• _Given records_
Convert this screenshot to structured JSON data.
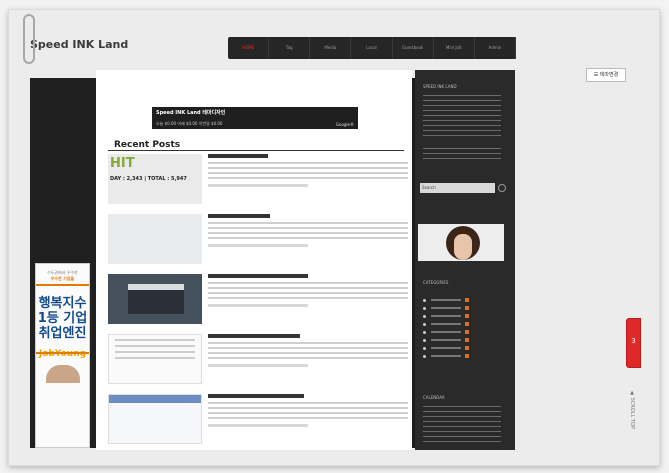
{
  "site": {
    "title": "Speed INK Land"
  },
  "nav": {
    "items": [
      "HOME",
      "Tag",
      "Media",
      "Local",
      "Guestbook",
      "Mini Jolt",
      "Admin"
    ],
    "active": "HOME"
  },
  "theme_button": "☰ 테마변경",
  "google_bar": {
    "title": "Speed INK Land 테마디자인",
    "stats": "오늘  $0.00   어제  $0.00   이번달  $0.00",
    "right": "Google®"
  },
  "recent_posts": {
    "heading": "Recent Posts"
  },
  "hit_counter": {
    "main": "HIT",
    "sub": "DAY : 2,343 | TOTAL : 5,947"
  },
  "ad": {
    "line1": "수도권에서 우수한",
    "line1_highlight": "우수한 기업을",
    "line2": "행복지수",
    "line3": "1등 기업",
    "line4": "취업엔진",
    "logo": "JobYoung"
  },
  "sidebar": {
    "about": "SPEED INK LAND",
    "search_placeholder": "Search",
    "categories": "CATEGORIES",
    "calendar": "CALENDAR"
  },
  "red_tab": "3",
  "side_vertical": "▲ SCROLL TOP",
  "colors": {
    "accent": "#e02828",
    "hit_green": "#86a73a",
    "orange": "#e07a00"
  }
}
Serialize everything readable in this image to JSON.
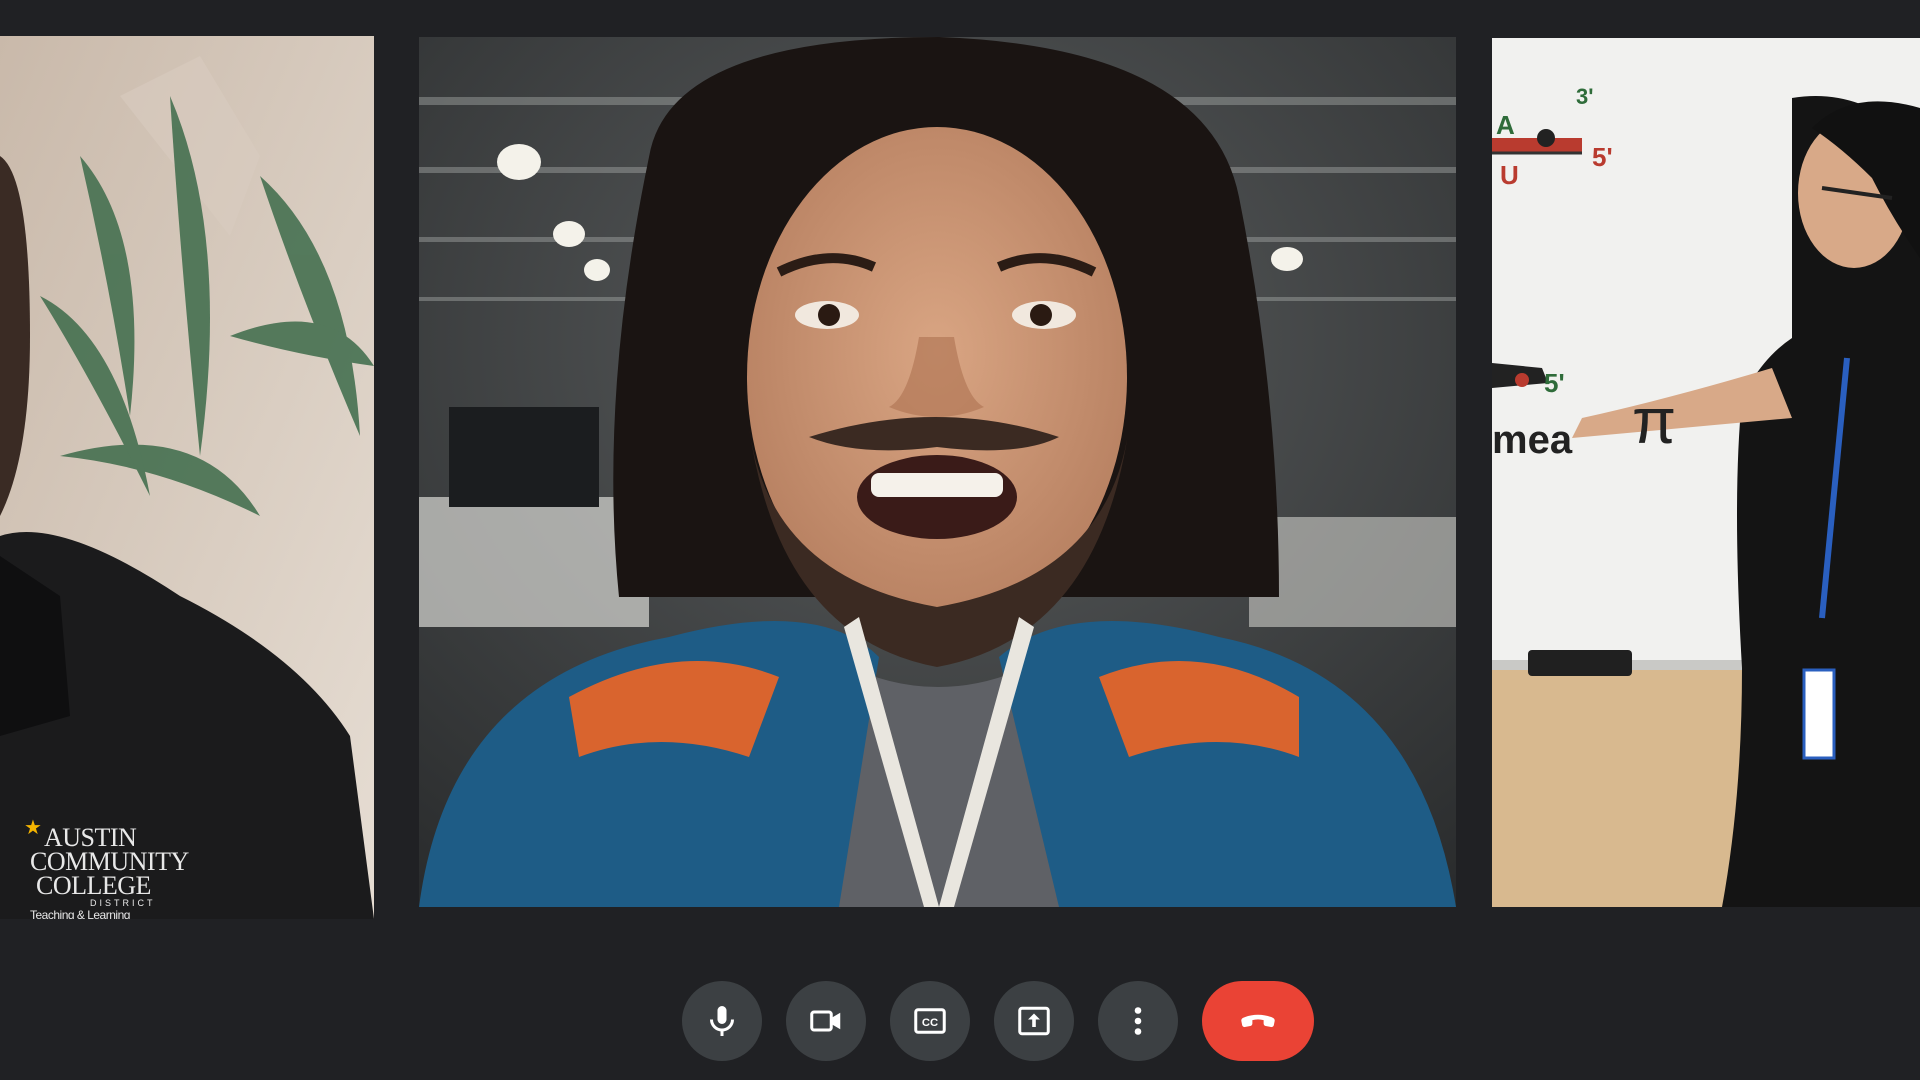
{
  "participants": [
    {
      "id": "left",
      "logo": {
        "line1": "AUSTIN",
        "line2": "COMMUNITY",
        "line3": "COLLEGE",
        "sub": "DISTRICT",
        "tag": "Teaching & Learning"
      }
    },
    {
      "id": "center"
    },
    {
      "id": "right",
      "whiteboard": {
        "a": "A",
        "u": "U",
        "m31": "3'",
        "m5a": "5'",
        "m5b": "5'",
        "pi": "π",
        "mea": "mea"
      }
    }
  ],
  "controls": {
    "mic": {
      "icon": "microphone-icon"
    },
    "camera": {
      "icon": "video-camera-icon"
    },
    "captions": {
      "icon": "closed-captions-icon",
      "label": "CC"
    },
    "share": {
      "icon": "present-screen-icon"
    },
    "more": {
      "icon": "more-options-icon"
    },
    "end_call": {
      "icon": "end-call-icon"
    }
  },
  "colors": {
    "background": "#202124",
    "control_button": "#3c4043",
    "end_call": "#ea4335",
    "icon": "#ffffff"
  }
}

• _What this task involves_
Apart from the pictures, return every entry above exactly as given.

• _Answer below_
Convert this screenshot to structured JSON data.
{
  "site": {
    "title": "Speed INK Land"
  },
  "nav": {
    "items": [
      "HOME",
      "Tag",
      "Media",
      "Local",
      "Guestbook",
      "Mini Jolt",
      "Admin"
    ],
    "active": "HOME"
  },
  "theme_button": "☰ 테마변경",
  "google_bar": {
    "title": "Speed INK Land 테마디자인",
    "stats": "오늘  $0.00   어제  $0.00   이번달  $0.00",
    "right": "Google®"
  },
  "recent_posts": {
    "heading": "Recent Posts"
  },
  "hit_counter": {
    "main": "HIT",
    "sub": "DAY : 2,343 | TOTAL : 5,947"
  },
  "ad": {
    "line1": "수도권에서 우수한",
    "line1_highlight": "우수한 기업을",
    "line2": "행복지수",
    "line3": "1등 기업",
    "line4": "취업엔진",
    "logo": "JobYoung"
  },
  "sidebar": {
    "about": "SPEED INK LAND",
    "search_placeholder": "Search",
    "categories": "CATEGORIES",
    "calendar": "CALENDAR"
  },
  "red_tab": "3",
  "side_vertical": "▲ SCROLL TOP",
  "colors": {
    "accent": "#e02828",
    "hit_green": "#86a73a",
    "orange": "#e07a00"
  }
}
Serialize everything readable in this image to JSON.
{
  "participants": [
    {
      "id": "left",
      "logo": {
        "line1": "AUSTIN",
        "line2": "COMMUNITY",
        "line3": "COLLEGE",
        "sub": "DISTRICT",
        "tag": "Teaching & Learning"
      }
    },
    {
      "id": "center"
    },
    {
      "id": "right",
      "whiteboard": {
        "a": "A",
        "u": "U",
        "m31": "3'",
        "m5a": "5'",
        "m5b": "5'",
        "pi": "π",
        "mea": "mea"
      }
    }
  ],
  "controls": {
    "mic": {
      "icon": "microphone-icon"
    },
    "camera": {
      "icon": "video-camera-icon"
    },
    "captions": {
      "icon": "closed-captions-icon",
      "label": "CC"
    },
    "share": {
      "icon": "present-screen-icon"
    },
    "more": {
      "icon": "more-options-icon"
    },
    "end_call": {
      "icon": "end-call-icon"
    }
  },
  "colors": {
    "background": "#202124",
    "control_button": "#3c4043",
    "end_call": "#ea4335",
    "icon": "#ffffff"
  }
}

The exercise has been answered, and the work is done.